Preston has an ever increasing Twitter community (https://prestonblog.wordpress.com/preston-twitter-directory/

) and it would be a great move if a public figure such as yourself were to join in the conversation.

At Preston Blog (https://prestonblog.wordpress.com) we’ve been using Twitter to connect with people in the Preston area and we’d be happy to show you the ropes. We’ve even used Twitter to organise Preston’s first ‘Tweetup’ (https://prestonblog.wordpress.com/tweetup/) where local people will be coming together to discuss ‘How the web can be used for Preston Guild 2012’ and using twitter and other web 2.0 tools to capture and bottle that discussion.

I hope you’ll look into using Twitter, as other MPs such as Tom Watson (http://twitter.com/tom_watson) have, and you’ll see that http://twitter.com/markhendrickmp is still available. Get on there and register it quick!

We look forward to tweeting at you.


Ed
Preston Blog
https://prestonblog.wordpress.com

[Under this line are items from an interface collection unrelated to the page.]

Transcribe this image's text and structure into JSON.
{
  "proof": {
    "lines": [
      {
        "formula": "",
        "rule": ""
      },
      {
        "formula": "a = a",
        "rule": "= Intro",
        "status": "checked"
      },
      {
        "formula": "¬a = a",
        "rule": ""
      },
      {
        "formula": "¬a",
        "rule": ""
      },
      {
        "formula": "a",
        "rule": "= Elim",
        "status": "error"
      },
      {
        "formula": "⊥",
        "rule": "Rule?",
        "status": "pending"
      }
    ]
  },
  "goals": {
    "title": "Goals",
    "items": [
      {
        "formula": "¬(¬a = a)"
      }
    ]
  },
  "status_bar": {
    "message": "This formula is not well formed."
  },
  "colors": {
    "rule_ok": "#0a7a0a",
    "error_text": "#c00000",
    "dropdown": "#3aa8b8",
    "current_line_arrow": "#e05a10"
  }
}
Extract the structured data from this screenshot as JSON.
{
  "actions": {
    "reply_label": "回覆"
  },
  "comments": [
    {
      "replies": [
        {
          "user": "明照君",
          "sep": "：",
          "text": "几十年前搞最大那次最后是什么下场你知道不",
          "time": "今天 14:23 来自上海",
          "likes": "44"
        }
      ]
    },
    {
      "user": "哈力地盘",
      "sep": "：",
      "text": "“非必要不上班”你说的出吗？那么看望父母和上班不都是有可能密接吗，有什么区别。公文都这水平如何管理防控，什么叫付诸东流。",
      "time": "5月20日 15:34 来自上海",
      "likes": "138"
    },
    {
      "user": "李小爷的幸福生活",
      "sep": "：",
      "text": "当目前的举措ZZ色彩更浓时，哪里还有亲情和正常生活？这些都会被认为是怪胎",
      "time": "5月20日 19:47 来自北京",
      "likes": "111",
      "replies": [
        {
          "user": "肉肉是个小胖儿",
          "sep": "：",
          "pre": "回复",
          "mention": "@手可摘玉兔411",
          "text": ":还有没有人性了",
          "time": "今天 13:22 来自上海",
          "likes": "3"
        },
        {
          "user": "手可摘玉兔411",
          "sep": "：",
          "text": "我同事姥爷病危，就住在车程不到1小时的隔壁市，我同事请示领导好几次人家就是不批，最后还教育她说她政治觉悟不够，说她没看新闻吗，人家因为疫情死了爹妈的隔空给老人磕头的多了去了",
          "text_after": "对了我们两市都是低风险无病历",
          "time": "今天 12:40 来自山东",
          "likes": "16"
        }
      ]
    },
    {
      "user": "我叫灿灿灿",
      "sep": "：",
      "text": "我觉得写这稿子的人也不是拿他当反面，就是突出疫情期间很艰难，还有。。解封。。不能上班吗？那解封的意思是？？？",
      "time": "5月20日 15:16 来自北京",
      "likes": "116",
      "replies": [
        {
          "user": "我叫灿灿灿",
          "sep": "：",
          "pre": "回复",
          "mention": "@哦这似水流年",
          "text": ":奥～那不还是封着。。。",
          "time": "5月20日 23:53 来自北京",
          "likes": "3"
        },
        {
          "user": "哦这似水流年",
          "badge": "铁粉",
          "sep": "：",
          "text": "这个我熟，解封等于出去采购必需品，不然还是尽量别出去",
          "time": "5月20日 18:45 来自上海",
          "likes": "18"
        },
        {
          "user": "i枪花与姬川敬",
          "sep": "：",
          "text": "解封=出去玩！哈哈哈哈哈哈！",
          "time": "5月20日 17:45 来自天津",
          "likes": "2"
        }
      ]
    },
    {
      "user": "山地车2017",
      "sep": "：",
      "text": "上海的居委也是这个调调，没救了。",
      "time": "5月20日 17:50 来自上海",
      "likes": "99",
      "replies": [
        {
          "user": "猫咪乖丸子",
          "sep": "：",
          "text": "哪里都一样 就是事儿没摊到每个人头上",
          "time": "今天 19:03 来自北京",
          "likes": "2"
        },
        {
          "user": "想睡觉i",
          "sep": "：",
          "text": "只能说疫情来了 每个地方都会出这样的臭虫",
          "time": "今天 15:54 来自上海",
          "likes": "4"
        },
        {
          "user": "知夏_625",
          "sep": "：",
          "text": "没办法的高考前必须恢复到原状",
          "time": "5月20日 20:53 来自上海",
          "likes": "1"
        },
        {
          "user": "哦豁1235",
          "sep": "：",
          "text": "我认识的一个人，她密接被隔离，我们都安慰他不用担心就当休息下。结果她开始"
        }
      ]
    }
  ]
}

It’ll be interesting to see what he has to say in response. Maybe he’ll even make an appearance at Preston Tweetup? I’d like to think that he’ll get on Twitter and respond by tweeting at us – that’d be impressive. Twitter is a great tool for sharing ‘what are you doing?’, and for an MP to be able to tell us what they are doing – we elected them in after all – I’d take interest in that. I know he’s probably a very busy man, but I’d like to be able to follow what the very busy elected official is.
If you’d like to drop Mark Hendrick an email and tell him about Twitter, feel free. His contact details are on his website. I’m sure if lots of us tell him about it, it’ll seem like even more of a good idea.

What will Preston be doing for Earth Hour?

Google showed its support for Earth Hour 2008

Google showed its support for Earth Hour 2008

On Saturday 28th March 2009 the world will turn out its lights to send a message to world leaders that the world’s natural resources at running out and something needs to be done.

The question is, what will Preston be doing in 2009 for Earth Hour? Already local authorities across the UK have been signing up to Earth Hour and pledging to turn the lights out where they can to save energy. Preston City Council appears to have signed up and will be taking the pledge to turn off lights on March 28th where possible.

The event is organised by the WWF (Worldwide Fund for Nature) and here’s what it’s all about:

Earth Hour 2009 is a global call to action to every individual, every business and every community. A call to stand up, to take responsibility and to get involved in working towards a sustainable future. Iconic buildings and landmarks from Europe to The Americas will stand in darkness. People across the world will turn off their lights and join together in creating the vital conversation about the future of our precious planet.

Watch the official Earth Hour 2009 video

So, what will you be doing for Earth Hour? Will you be taking part? Will you be doing nothing and carrying on as normal? Are you hosting an event?

Whittingham Asylum… forgotten?

This is a guest post David Perkins, he is a keen photographer, web designer and urban explorer. He blogs at Planetperki and you can follow him on twitter @perki. If you would like to write a guest post for Preston Blog check out how you can get involved.

Whittingham Asylum

I know that there are a lot of people in and around Preston and the UK who know of or have been to Whittingham Asylum since it was shut in 1995, either to have a wander around, try to scare themselves or just to walk their dog. After quite a lot of research I decided to go to Whittingham and take some photographs before it is no more. What was Whittingham Asylum will soon be rubble according to some sources, so I wanted to make sure that this place was preserved in photographic form. Continue reading